> _TASK PROMPT_
Give back every line of the material exactly, as it appears below.

:: EXERCISE MATERIALS

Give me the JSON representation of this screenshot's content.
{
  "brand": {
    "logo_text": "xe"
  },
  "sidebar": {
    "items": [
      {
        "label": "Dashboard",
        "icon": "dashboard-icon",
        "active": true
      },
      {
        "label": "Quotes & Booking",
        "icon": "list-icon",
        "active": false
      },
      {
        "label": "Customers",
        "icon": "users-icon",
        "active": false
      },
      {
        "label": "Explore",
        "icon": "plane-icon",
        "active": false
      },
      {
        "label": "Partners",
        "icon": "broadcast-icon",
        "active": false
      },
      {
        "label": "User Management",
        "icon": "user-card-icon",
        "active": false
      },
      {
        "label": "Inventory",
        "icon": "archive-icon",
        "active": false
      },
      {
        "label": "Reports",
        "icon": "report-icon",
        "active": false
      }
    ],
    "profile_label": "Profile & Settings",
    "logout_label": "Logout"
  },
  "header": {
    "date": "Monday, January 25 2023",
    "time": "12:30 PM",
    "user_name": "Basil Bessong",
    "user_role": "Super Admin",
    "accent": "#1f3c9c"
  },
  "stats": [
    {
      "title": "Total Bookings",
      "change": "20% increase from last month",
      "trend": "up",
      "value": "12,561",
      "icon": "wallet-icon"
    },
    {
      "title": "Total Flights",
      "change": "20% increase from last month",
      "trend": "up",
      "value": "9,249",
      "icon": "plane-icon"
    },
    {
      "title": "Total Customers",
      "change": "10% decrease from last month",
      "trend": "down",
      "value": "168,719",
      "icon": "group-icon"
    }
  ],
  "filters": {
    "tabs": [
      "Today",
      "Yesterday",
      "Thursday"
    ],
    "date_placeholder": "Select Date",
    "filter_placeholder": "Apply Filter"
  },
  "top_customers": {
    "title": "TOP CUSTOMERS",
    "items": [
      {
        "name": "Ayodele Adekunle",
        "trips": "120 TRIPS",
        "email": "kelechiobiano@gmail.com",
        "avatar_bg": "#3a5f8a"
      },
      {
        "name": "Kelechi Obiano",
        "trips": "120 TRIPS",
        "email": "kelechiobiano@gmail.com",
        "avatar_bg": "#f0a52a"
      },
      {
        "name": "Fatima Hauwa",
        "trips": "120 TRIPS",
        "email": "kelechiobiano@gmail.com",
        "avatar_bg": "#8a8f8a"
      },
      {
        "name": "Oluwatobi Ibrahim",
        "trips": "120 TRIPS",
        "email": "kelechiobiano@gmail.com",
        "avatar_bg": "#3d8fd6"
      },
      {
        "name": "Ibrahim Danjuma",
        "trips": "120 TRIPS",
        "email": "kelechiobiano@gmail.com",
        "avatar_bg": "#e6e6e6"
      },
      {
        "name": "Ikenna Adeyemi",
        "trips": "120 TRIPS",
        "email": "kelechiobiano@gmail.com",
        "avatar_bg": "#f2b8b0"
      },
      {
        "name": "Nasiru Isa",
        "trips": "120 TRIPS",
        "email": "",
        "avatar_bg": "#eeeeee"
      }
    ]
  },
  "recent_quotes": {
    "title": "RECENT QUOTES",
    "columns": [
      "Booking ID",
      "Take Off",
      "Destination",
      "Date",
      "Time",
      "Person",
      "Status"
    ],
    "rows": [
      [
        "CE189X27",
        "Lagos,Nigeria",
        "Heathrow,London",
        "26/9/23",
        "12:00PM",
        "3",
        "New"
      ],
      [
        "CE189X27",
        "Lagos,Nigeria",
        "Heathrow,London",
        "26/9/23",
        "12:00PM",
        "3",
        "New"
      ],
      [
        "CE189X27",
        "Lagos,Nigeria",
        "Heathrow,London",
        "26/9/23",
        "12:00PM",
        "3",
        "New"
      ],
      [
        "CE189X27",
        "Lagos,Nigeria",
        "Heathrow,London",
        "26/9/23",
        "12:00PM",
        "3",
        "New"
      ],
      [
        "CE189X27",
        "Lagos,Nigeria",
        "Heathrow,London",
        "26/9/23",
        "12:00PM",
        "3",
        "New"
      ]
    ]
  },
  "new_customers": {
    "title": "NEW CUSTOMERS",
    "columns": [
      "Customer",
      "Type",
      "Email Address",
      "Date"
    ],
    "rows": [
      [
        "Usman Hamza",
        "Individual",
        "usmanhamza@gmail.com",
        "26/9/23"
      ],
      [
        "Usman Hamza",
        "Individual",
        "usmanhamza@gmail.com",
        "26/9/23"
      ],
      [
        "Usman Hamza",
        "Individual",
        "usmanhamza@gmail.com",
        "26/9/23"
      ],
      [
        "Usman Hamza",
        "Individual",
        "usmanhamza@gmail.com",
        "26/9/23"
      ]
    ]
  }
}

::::

> _WRITTEN SOLUTION_
Give me the JSON representation of this screenshot's content.
{
  "brand": {
    "logo_text": "xe"
  },
  "sidebar": {
    "items": [
      {
        "label": "Dashboard",
        "icon": "dashboard-icon",
        "active": true
      },
      {
        "label": "Quotes & Booking",
        "icon": "list-icon",
        "active": false
      },
      {
        "label": "Customers",
        "icon": "users-icon",
        "active": false
      },
      {
        "label": "Explore",
        "icon": "plane-icon",
        "active": false
      },
      {
        "label": "Partners",
        "icon": "broadcast-icon",
        "active": false
      },
      {
        "label": "User Management",
        "icon": "user-card-icon",
        "active": false
      },
      {
        "label": "Inventory",
        "icon": "archive-icon",
        "active": false
      },
      {
        "label": "Reports",
        "icon": "report-icon",
        "active": false
      }
    ],
    "profile_label": "Profile & Settings",
    "logout_label": "Logout"
  },
  "header": {
    "date": "Monday, January 25 2023",
    "time": "12:30 PM",
    "user_name": "Basil Bessong",
    "user_role": "Super Admin",
    "accent": "#1f3c9c"
  },
  "stats": [
    {
      "title": "Total Bookings",
      "change": "20% increase from last month",
      "trend": "up",
      "value": "12,561",
      "icon": "wallet-icon"
    },
    {
      "title": "Total Flights",
      "change": "20% increase from last month",
      "trend": "up",
      "value": "9,249",
      "icon": "plane-icon"
    },
    {
      "title": "Total Customers",
      "change": "10% decrease from last month",
      "trend": "down",
      "value": "168,719",
      "icon": "group-icon"
    }
  ],
  "filters": {
    "tabs": [
      "Today",
      "Yesterday",
      "Thursday"
    ],
    "date_placeholder": "Select Date",
    "filter_placeholder": "Apply Filter"
  },
  "top_customers": {
    "title": "TOP CUSTOMERS",
    "items": [
      {
        "name": "Ayodele Adekunle",
        "trips": "120 TRIPS",
        "email": "kelechiobiano@gmail.com",
        "avatar_bg": "#3a5f8a"
      },
      {
        "name": "Kelechi Obiano",
        "trips": "120 TRIPS",
        "email": "kelechiobiano@gmail.com",
        "avatar_bg": "#f0a52a"
      },
      {
        "name": "Fatima Hauwa",
        "trips": "120 TRIPS",
        "email": "kelechiobiano@gmail.com",
        "avatar_bg": "#8a8f8a"
      },
      {
        "name": "Oluwatobi Ibrahim",
        "trips": "120 TRIPS",
        "email": "kelechiobiano@gmail.com",
        "avatar_bg": "#3d8fd6"
      },
      {
        "name": "Ibrahim Danjuma",
        "trips": "120 TRIPS",
        "email": "kelechiobiano@gmail.com",
        "avatar_bg": "#e6e6e6"
      },
      {
        "name": "Ikenna Adeyemi",
        "trips": "120 TRIPS",
        "email": "kelechiobiano@gmail.com",
        "avatar_bg": "#f2b8b0"
      },
      {
        "name": "Nasiru Isa",
        "trips": "120 TRIPS",
        "email": "",
        "avatar_bg": "#eeeeee"
      }
    ]
  },
  "recent_quotes": {
    "title": "RECENT QUOTES",
    "columns": [
      "Booking ID",
      "Take Off",
      "Destination",
      "Date",
      "Time",
      "Person",
      "Status"
    ],
    "rows": [
      [
        "CE189X27",
        "Lagos,Nigeria",
        "Heathrow,London",
        "26/9/23",
        "12:00PM",
        "3",
        "New"
      ],
      [
        "CE189X27",
        "Lagos,Nigeria",
        "Heathrow,London",
        "26/9/23",
        "12:00PM",
        "3",
        "New"
      ],
      [
        "CE189X27",
        "Lagos,Nigeria",
        "Heathrow,London",
        "26/9/23",
        "12:00PM",
        "3",
        "New"
      ],
      [
        "CE189X27",
        "Lagos,Nigeria",
        "Heathrow,London",
        "26/9/23",
        "12:00PM",
        "3",
        "New"
      ],
      [
        "CE189X27",
        "Lagos,Nigeria",
        "Heathrow,London",
        "26/9/23",
        "12:00PM",
        "3",
        "New"
      ]
    ]
  },
  "new_customers": {
    "title": "NEW CUSTOMERS",
    "columns": [
      "Customer",
      "Type",
      "Email Address",
      "Date"
    ],
    "rows": [
      [
        "Usman Hamza",
        "Individual",
        "usmanhamza@gmail.com",
        "26/9/23"
      ],
      [
        "Usman Hamza",
        "Individual",
        "usmanhamza@gmail.com",
        "26/9/23"
      ],
      [
        "Usman Hamza",
        "Individual",
        "usmanhamza@gmail.com",
        "26/9/23"
      ],
      [
        "Usman Hamza",
        "Individual",
        "usmanhamza@gmail.com",
        "26/9/23"
      ]
    ]
  }
}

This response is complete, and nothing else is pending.